There are three desserts on the menu. We landed ourselves a not-so-common one, Wattleseed rum baba and smoked vanilla ice-cream ($16++) presented like an open-faced sandwich. People, wattleseed smells and mildly tastes of coffee AND chocolate. What is this traditional french dessert all about? In Slavic, it means old woman or grandma. Typically, dried fruit is added to the cake and then it's soaked in rum. Whipped cream is served on the side. At Fool, the modern twist involves ice-cream and more than a splash of rum to soak each cake bite with. YASSSSSSSS!

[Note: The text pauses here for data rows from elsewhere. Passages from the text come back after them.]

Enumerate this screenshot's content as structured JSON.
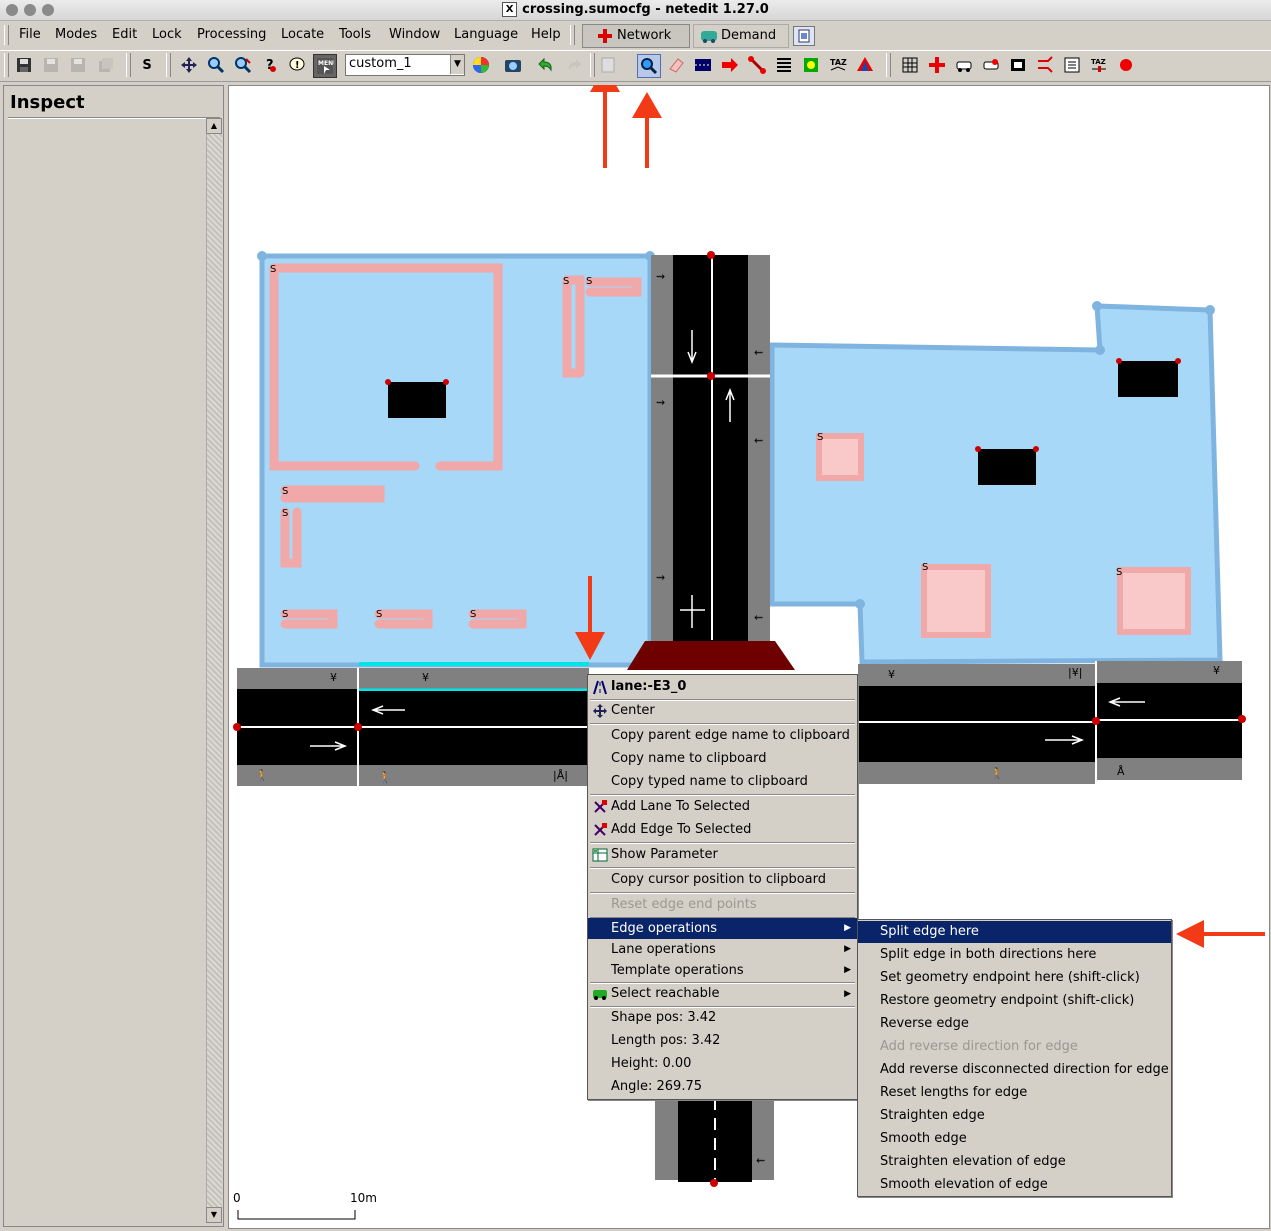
{
  "window": {
    "title": "crossing.sumocfg - netedit 1.27.0",
    "title_logo": "X"
  },
  "menubar": {
    "items": [
      "File",
      "Modes",
      "Edit",
      "Lock",
      "Processing",
      "Locate",
      "Tools",
      "Window",
      "Language",
      "Help"
    ],
    "supermodes": {
      "network": "Network",
      "demand": "Demand"
    }
  },
  "toolbar": {
    "save_label": "S",
    "viewport_combo": "custom_1"
  },
  "left_panel": {
    "title": "Inspect"
  },
  "scale": {
    "start": "0",
    "end": "10m"
  },
  "context_menu": {
    "header": "lane:-E3_0",
    "items": {
      "center": "Center",
      "copy_parent": "Copy parent edge name to clipboard",
      "copy_name": "Copy name to clipboard",
      "copy_typed": "Copy typed name to clipboard",
      "add_lane": "Add Lane To Selected",
      "add_edge": "Add Edge To Selected",
      "show_param": "Show Parameter",
      "copy_cursor": "Copy cursor position to clipboard",
      "reset_endpoints": "Reset edge end points",
      "edge_ops": "Edge operations",
      "lane_ops": "Lane operations",
      "template_ops": "Template operations",
      "select_reachable": "Select reachable",
      "shape_pos": "Shape pos: 3.42",
      "length_pos": "Length pos: 3.42",
      "height": "Height: 0.00",
      "angle": "Angle: 269.75"
    }
  },
  "submenu": {
    "items": [
      "Split edge here",
      "Split edge in both directions here",
      "Set geometry endpoint here (shift-click)",
      "Restore geometry endpoint (shift-click)",
      "Reverse edge",
      "Add reverse direction for edge",
      "Add reverse disconnected direction for edge",
      "Reset lengths for edge",
      "Straighten edge",
      "Smooth edge",
      "Straighten elevation of edge",
      "Smooth elevation of edge"
    ],
    "selected_index": 0,
    "disabled_index": 5
  },
  "map_labels": {
    "parking_marker": "S"
  },
  "colors": {
    "annotation_red": "#f23a17",
    "selection_blue": "#0a246a",
    "polygon_fill": "#a8d8f8",
    "polygon_border": "#7fb4e0",
    "poi_pink": "#f0a8a8",
    "junction_red": "#cc0000",
    "crossing_dark_red": "#6e0000"
  }
}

Chef-owner Rishi shared with us that the kitchen was pulled back a little to make space for very limited front row kitchen counter seats. That would be my go-to seats. Then there's the secret hideout called the "love hole". If you want privacy in a very special corner of the room, request for that.
What should you drink, in what sequence and what pairings to follow? Either get the very friendly sommelier to recommend, or just go with the flow and try wines you've never encountered before. Wine snobs might be taken aback at a rather nouveau attitude of this whole drinking situation, be forewarned. To them I'd strongly advise to unclench and recline. The food are described as "wine-friendly" plates from $6++ and is best shared between two people at least. Do note that the portions are mostly snack size except for the bigger plates, My hungry husband and myself went through eight different dishes plus 4 glasses of wine, and we were adequately satisfied. If not for the drinking curfew (cut-off time is at 10.30pm), we would have stayed on and gotten a bottle.
One visit is never enough. So slow down and enjoy each bottle. You'll be back again and again for good wines only, and that chicken liver eclair that nearly made me forget my name.
21 Boon Tat Street, Singapore 069620
Open daily (except Sunday & Monday), reservations are highly recommended
Tuesday - Thursday : 4pm - 10pm
Friday - Saturday : 12pm - 10pm
Seating Capacity : NA
Dress Code : Recommended Smart Casual